I recently wrote a post for our Text a Librarian blog called 10 Digit Texting Number Spam, giving a few screen shots about text message spam I’ve received on my phone over the past couple of months. I get about 1-2 spam messages per week. I use AT&T’s SPAM short code to report it and never get a message from the same number again, usually a similar message from another 10 digit number.
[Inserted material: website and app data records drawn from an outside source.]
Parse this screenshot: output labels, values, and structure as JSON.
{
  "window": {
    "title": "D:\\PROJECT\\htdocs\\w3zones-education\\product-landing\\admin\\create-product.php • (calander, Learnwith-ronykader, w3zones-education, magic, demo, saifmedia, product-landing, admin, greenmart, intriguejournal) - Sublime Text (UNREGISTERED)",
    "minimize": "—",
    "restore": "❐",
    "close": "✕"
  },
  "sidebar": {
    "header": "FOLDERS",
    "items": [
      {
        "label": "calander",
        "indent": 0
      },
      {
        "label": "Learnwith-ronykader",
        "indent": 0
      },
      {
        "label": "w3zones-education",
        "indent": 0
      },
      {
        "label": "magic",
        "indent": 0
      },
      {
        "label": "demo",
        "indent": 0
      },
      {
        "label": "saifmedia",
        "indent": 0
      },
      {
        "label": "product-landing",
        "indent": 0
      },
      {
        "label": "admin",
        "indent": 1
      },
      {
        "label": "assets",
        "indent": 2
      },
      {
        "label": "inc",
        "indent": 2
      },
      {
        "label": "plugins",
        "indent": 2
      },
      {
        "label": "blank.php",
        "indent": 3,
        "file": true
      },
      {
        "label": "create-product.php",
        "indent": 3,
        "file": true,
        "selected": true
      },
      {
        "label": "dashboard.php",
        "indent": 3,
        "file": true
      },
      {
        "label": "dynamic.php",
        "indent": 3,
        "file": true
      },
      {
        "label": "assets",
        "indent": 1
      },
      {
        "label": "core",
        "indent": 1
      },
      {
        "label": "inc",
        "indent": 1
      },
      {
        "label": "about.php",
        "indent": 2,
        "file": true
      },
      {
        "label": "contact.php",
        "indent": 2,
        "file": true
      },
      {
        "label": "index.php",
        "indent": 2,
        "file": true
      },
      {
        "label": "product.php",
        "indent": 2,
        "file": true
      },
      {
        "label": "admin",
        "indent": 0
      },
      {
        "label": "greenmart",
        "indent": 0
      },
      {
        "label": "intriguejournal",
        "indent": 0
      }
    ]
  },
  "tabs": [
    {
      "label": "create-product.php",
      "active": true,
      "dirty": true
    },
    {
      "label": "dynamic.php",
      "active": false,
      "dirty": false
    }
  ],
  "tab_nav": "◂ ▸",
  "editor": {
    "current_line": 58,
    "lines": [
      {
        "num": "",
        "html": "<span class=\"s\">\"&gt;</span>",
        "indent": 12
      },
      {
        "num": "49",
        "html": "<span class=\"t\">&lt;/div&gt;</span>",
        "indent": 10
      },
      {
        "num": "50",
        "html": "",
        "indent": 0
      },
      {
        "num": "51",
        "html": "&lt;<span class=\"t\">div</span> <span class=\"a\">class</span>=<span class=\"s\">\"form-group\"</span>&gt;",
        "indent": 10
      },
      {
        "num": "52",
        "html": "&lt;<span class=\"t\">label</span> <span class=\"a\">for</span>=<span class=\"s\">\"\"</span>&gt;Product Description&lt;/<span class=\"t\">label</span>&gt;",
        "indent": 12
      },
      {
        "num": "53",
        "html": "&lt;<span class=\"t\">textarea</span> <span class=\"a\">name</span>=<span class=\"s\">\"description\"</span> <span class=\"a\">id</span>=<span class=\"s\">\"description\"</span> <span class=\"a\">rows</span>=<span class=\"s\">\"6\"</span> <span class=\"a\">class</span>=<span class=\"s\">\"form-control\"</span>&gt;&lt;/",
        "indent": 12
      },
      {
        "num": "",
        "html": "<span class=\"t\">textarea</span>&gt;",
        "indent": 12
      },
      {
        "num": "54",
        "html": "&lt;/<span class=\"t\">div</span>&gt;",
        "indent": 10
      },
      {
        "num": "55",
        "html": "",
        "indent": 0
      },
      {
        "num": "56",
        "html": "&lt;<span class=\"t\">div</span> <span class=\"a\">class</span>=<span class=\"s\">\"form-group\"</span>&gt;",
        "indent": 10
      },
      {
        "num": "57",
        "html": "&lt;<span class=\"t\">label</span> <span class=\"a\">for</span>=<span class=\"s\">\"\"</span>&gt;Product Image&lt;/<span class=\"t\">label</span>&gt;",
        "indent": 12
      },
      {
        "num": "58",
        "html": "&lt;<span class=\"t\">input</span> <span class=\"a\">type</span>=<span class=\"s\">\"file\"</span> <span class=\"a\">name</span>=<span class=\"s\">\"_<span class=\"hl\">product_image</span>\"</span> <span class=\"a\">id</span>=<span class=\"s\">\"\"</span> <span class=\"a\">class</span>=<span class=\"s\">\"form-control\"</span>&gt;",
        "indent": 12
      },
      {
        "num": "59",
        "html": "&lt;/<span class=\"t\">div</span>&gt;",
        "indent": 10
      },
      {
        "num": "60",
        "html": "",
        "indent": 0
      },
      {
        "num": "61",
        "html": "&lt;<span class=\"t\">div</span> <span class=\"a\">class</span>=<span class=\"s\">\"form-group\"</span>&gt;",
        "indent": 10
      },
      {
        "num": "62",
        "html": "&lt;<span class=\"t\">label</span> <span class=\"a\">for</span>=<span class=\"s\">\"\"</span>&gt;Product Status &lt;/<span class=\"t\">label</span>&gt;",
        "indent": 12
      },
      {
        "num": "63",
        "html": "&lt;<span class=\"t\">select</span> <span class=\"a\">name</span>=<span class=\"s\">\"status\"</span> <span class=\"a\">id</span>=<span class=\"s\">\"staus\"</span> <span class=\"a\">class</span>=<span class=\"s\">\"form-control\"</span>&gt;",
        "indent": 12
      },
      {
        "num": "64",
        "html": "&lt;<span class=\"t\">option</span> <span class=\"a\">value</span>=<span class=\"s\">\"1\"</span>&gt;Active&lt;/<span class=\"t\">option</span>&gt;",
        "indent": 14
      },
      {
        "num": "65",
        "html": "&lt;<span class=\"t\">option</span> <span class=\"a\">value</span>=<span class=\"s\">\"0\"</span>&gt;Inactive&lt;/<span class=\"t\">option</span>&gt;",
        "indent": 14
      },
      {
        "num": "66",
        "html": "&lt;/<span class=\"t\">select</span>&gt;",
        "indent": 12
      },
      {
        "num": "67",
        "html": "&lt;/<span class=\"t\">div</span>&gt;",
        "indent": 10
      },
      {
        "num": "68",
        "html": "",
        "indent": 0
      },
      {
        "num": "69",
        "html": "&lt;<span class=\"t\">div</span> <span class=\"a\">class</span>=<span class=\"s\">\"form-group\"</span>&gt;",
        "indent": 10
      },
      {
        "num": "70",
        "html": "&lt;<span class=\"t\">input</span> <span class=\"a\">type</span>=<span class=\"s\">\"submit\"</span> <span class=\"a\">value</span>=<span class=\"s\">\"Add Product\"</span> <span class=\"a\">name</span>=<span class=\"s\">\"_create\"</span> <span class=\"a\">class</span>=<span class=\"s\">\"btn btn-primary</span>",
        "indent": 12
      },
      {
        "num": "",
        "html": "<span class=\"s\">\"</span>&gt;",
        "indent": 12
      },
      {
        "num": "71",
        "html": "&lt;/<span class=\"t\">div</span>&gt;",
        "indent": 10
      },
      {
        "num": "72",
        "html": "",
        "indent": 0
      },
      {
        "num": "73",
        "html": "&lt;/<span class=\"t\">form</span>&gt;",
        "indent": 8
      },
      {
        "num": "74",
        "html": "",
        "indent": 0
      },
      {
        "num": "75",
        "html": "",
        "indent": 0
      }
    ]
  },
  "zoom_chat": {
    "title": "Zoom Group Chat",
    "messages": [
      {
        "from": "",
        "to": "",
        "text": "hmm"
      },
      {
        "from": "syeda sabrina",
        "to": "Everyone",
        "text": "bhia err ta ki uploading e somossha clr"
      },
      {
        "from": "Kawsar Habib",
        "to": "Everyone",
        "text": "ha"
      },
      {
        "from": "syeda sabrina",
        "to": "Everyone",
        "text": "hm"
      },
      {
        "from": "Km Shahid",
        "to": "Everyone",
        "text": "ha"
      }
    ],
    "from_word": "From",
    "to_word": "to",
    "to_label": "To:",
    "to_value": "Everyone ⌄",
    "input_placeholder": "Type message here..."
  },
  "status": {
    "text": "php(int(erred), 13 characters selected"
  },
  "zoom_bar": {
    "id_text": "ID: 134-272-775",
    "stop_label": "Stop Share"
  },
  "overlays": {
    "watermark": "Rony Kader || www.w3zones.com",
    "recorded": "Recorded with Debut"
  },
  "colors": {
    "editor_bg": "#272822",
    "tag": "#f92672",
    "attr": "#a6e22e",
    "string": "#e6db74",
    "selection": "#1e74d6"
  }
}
As I started reading Erica Taub’s New York Times article “Eluding a Barrage of Spam Text Messages” over the weekend, I thought out loud “I bet it’s 10 digit numbers she’s referring to” and kept reading. It was. Then I read Nicole Perlroth’s New York Times article, Spam Invades a Last Refuge, the Cellphone. Both authors tales of  spam problems cover a lot of ground, including mentioning how easy it is to use a mobile user’s number @ a special email address from their carrier, to send a text message. The problem is, most of the spam I read about, hear about and receive, isn’t from email addresses or texting short codes. It is from 10 digit “local” numbers. The examples in Perlroth’s article are from 10 digit numbers and Taub’s ended with ‘which is why when I recently tried to call back the phone number that sent the payday loan offer, a recording stated that “the number you dialed is not a working number.’” She got spammed from a 10 digit number and naturally, tried to call them to see what they had to say, to no avail.

Why wouldn’t 10 digit numbers be a spammer’s tool of choice?
10 digit numbers that have texting capabilities are easy to obtain, cheap (they don’t have to pay the mobile carriers for the traffic), they can be set up quickly for “slash and burn” purposes and they’re not subject to any of the STOP/QUIT/HELP commands required by mobile carriers for 5 or 6 digit short codes, regardless of the CTIA’s stance that they not be used for A2P, commercial purposes. They’re “developer-friendly”, whether that developer happens to be a cash-strapped start up or someone wanting to avoid being caught when sending unsolicited offers to lists of mobile numbers.

Text messaging is the most useful channel on the mobile phone, the most personal piece of technology to consumers these days. Seeing spammers take to it with force is not surprising. It’s disheartening and frustrating, but until the mobile associations and carriers get a handle on software being able to utilize 10 digit numbers to send and receive text messages, unfortunately things are going to get a lot worse before they get better.

How to Report Text Message Spammers from Your Mobile Phone

Spam sucks and on your mobile phone it’s even worse. The process to report spammers used to be as big of a pain as spam itself, but in February 2010 the GSM Association launched a pilot program using the (even shorter) short code 7726 (which spells out SPAM on your phone’s keypad). I use AT&T, which participates in it and I’m not entirely sure of the other carriers in the U.S. who do, but all of them should.

I Here’s how you use it:

1. Copy the spam message you get in your phone.

2. Text it to 7726.

3. Copy the phone number you’re receiving a spam from and wait for about 10 seconds.

4. You should get a reply from your carrier asking you for the phone number. Reply to that message with the number.

I have found this to be quite helpful and in fact I have yet to get another spam message from the phone number who sent it in the first place. It’s entirely possible that the spammers are simply changing numbers, but being able to do this from my phone is convenient, simple and empowering.